Nov. 14—ROCHESTER — Travis Walch has had a long and productive career as a football player, coach and consultant. And now in his very first season as a head coach, he has found immediate success.
Walch, 47, is a 1994 Elgin-Millville High School graduate who took over as the head coach of the St. Thomas Academy high school football team for the 2023 season. The Cadets are 9-2 and still have their state championship hopes alive.
"Goal No. 1 was to get our team to 'The Bank' and get our team to the championship game," Walch said.
The first goal has been accomplished as STA defeated Owatonna 46-28 in the Class 5A state quarterfinals this past Saturday. The Cadets will play Alexandria Area (11-0) in the state semifinals at 2 p.m. on Friday, Nov. 17, at U.S. Bank Stadium.
St. Thomas has been a football power in the state for decades. The Cadets lost in the Class 5A state quarterfinals the past two years, were 6-0 and won their only section game in the COVID-shortened 2020 season and lost in the state title game in both 2018 and '19.
"They've had a lot of unbelievable success over, I could probably say, the last 50 years, but certainly the last 25," Walch said.
Walch was a bit nervous about two things coming into the season. The team didn't have a single starter back on defense and the fact that Class 5A changed its scheduling option. That gave St. Thomas a chance to really ramp up its schedule to play top competition.
"We want to play the best competition we can in-season to prepare for the postseason," Walch said.
That had the Cadets playing Andover, Mahtomedi and Robbinsdale Armstrong, all teams that earned state berths this season. After opening with a loss to powerful Andover, St. Thomas has won nine of its past 10 games with the lone loss coming by one point to Chaska in overtime. Included were 42-14 and 44-13 wins over Mahtomedi and Armstrong.
"It's been really fun to play that competition level and I think it's benefited us greatly," Walch said. "We had some great wins this year, but like I said when I talked to our team, we also had some really good losses. I think good programs learn from defeat."
Prior to becoming a consultant and running the company Route Tree, Walch was an assistant coach at the University of St. Thomas for 17 years. But he is enjoying being in charge of a program for the first time.
"It's been fun, but it's been different," he said. "I led my life as an assistant and prided myself on being a really good assistant. I think the first thing I started to realize is the importance of having great assistants."

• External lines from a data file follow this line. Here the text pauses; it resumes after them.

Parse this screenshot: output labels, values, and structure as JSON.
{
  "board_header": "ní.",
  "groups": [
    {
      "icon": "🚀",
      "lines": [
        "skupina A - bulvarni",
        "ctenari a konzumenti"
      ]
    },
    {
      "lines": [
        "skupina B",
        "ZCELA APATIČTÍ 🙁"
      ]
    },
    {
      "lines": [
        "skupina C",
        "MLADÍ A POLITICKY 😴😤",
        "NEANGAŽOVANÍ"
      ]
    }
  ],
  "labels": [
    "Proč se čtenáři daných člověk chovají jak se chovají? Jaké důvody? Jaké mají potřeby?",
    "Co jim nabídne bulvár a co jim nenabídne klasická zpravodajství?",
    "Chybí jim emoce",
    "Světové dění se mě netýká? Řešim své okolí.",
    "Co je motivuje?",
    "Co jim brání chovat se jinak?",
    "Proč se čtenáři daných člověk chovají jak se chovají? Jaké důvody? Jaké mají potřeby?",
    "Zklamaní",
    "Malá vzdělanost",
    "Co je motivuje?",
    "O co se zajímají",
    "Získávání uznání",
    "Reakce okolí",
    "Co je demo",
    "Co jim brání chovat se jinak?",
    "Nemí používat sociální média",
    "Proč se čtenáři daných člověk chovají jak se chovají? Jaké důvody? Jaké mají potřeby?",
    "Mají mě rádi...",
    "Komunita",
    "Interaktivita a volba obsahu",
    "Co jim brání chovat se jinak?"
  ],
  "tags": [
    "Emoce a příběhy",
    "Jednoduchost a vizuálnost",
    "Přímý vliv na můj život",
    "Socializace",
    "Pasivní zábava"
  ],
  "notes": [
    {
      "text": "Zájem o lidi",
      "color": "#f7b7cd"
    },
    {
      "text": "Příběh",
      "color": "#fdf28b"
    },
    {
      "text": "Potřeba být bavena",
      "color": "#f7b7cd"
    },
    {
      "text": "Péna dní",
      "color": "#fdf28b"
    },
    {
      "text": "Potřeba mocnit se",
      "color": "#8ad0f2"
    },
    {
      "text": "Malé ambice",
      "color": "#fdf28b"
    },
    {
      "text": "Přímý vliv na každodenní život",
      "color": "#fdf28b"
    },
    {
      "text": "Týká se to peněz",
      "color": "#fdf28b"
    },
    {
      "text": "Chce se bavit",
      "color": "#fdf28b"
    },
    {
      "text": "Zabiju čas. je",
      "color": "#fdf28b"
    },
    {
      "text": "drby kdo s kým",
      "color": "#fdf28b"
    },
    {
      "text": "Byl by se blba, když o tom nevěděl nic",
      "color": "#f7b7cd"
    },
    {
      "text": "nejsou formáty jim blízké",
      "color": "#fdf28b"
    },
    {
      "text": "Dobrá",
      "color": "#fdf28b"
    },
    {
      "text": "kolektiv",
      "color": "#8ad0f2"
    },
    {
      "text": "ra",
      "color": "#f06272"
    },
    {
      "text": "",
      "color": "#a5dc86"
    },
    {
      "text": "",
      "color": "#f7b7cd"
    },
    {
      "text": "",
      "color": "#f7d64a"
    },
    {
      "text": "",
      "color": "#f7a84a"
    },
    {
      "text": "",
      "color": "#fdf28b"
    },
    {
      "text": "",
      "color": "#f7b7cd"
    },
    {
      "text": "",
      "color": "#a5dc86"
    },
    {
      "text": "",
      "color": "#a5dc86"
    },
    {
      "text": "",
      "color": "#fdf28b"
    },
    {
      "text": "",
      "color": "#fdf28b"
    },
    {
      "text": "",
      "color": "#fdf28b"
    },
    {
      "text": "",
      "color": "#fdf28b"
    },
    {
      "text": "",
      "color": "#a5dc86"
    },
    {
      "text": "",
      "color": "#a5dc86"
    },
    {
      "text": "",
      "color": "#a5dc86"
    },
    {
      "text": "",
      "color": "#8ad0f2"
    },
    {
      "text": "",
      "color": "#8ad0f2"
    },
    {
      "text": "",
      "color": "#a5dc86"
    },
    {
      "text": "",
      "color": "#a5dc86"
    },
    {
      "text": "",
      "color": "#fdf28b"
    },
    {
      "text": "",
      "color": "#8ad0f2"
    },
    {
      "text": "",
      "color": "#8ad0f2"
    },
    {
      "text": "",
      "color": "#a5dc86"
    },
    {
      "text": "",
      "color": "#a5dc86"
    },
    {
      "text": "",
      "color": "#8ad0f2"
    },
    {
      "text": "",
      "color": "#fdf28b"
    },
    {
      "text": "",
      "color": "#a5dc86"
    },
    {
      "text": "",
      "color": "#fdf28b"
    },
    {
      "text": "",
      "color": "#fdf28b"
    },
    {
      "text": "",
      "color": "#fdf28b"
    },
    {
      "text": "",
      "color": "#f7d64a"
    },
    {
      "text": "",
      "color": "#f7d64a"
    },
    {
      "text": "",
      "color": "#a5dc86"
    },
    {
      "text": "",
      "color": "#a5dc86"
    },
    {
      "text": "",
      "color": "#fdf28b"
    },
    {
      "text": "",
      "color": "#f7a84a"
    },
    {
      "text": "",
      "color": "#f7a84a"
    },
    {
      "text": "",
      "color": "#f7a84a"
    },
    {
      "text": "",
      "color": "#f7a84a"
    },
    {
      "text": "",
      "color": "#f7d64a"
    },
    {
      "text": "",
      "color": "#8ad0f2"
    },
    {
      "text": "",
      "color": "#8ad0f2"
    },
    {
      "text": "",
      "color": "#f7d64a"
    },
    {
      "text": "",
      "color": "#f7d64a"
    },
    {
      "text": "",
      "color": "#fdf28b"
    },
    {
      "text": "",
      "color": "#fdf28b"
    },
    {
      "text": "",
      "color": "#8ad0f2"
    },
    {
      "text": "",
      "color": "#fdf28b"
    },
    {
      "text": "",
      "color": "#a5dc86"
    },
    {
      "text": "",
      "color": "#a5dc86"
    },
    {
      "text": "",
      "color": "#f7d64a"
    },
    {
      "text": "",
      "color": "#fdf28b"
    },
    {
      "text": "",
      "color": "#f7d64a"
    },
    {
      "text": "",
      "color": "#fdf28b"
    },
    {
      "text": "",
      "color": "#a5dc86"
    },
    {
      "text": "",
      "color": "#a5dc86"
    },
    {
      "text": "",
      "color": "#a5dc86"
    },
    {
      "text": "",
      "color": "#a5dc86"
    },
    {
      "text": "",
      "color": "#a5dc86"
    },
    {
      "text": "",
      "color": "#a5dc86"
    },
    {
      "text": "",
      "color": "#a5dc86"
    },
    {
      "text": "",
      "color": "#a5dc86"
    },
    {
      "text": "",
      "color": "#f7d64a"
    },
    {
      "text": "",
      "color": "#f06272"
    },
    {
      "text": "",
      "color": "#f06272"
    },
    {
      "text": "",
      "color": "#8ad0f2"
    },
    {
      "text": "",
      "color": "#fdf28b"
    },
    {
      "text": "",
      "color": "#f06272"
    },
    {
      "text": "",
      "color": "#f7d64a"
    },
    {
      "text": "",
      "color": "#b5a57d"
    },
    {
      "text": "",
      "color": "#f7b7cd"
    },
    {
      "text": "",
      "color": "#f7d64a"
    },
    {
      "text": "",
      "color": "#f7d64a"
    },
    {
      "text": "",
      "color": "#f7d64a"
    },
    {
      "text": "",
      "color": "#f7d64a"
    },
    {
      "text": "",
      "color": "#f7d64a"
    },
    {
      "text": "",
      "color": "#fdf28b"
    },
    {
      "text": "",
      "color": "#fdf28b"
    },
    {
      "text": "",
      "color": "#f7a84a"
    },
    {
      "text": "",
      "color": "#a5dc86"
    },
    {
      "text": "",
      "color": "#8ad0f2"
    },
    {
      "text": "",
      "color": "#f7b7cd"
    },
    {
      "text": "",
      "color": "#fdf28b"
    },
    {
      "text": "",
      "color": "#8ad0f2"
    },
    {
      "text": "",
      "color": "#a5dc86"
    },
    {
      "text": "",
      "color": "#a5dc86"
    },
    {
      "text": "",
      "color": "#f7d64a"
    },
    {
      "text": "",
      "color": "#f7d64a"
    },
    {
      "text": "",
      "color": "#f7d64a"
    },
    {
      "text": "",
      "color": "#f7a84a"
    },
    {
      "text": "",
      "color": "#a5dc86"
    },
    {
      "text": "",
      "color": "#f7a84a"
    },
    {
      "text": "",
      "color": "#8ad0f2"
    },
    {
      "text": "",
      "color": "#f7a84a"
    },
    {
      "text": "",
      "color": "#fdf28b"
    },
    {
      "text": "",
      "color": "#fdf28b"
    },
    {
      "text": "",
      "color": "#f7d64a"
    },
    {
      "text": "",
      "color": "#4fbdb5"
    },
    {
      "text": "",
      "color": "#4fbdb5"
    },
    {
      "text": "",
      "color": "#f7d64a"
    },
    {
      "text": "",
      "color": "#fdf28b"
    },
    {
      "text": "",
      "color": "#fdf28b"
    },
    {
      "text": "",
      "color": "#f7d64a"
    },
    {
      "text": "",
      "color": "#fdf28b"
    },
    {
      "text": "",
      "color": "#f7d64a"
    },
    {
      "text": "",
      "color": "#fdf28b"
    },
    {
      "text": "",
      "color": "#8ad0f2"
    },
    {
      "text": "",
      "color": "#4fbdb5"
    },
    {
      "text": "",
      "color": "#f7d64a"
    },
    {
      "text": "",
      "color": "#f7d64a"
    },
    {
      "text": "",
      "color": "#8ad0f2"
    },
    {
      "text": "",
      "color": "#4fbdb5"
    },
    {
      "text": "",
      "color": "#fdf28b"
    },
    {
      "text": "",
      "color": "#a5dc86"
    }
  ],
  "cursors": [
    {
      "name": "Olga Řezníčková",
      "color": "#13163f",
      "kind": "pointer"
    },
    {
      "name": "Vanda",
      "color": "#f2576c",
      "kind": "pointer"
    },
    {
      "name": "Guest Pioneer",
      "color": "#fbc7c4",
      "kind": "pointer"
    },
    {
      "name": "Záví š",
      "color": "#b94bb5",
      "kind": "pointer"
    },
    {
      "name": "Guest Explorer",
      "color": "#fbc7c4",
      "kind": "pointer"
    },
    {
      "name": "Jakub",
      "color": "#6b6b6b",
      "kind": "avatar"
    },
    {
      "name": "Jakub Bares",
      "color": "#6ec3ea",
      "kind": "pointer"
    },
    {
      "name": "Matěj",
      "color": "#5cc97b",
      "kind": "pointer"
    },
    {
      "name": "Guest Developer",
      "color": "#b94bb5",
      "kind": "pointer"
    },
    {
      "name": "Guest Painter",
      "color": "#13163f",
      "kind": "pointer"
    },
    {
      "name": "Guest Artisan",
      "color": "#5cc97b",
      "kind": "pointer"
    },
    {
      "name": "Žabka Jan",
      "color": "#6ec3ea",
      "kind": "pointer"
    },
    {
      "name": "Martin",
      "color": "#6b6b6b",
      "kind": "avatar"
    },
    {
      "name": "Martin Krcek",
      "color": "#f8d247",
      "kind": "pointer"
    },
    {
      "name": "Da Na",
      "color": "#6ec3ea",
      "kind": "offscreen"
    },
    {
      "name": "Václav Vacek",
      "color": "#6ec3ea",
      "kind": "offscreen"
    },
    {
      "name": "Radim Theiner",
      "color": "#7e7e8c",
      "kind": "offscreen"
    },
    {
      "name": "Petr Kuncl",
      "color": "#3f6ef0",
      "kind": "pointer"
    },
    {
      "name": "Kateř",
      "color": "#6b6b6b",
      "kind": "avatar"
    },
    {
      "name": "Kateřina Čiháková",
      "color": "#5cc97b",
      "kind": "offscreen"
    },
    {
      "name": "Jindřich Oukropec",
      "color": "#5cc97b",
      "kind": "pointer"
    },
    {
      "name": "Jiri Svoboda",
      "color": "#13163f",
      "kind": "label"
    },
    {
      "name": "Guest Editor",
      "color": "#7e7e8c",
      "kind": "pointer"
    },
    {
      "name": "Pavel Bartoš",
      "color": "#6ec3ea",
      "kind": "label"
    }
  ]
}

Walch says he has a great staff, many of whom were holdovers from the previous staff. But he also brought in about seven or eight others who he had coached with at some point at the college level.
Despite putting his own stamp on the program, Walch is proud that St. Thomas' style of play and the production resembles the Cadets teams of the past.
"That was important to me," he said. "I wanted to make sure we carried on the legacy that's been so strong there."
Walch says from the sixth-grade program up to varsity, he has 28 assistant coaches overall. That includes about 14 total coaches that help with the varsity.
"We practice (grades) 10 through 12 on varsity, and that's almost 100 kids," he said.
He does a lot of the administrative work, scheduling and communicating with players and coaches to make sure the program is on track.
"The first thing you realize is you don't do nearly as much X's and O's stuff as you used to," Walch said.
Walch has done television announcing and color commentary during the Prep Bowl for the past four seasons. Despite being a coach, and with a team possibly in the state title game, he plans on doing Prep Bowl telecasts for both the Class 1A and 2A championship games.
That was one of his stipulations when he took over at St. Thomas, that he be allowed to do the broadcasts as long as it didn't interfere with his own coaching.
"I really enjoy doing the commentating and it's something I want to continue to do whether I'm coaching or not," he said.
Guy N. Limbeck is a sports writer for the Post Bulletin. His Local Notebook appears each Tuesday. He can be reached at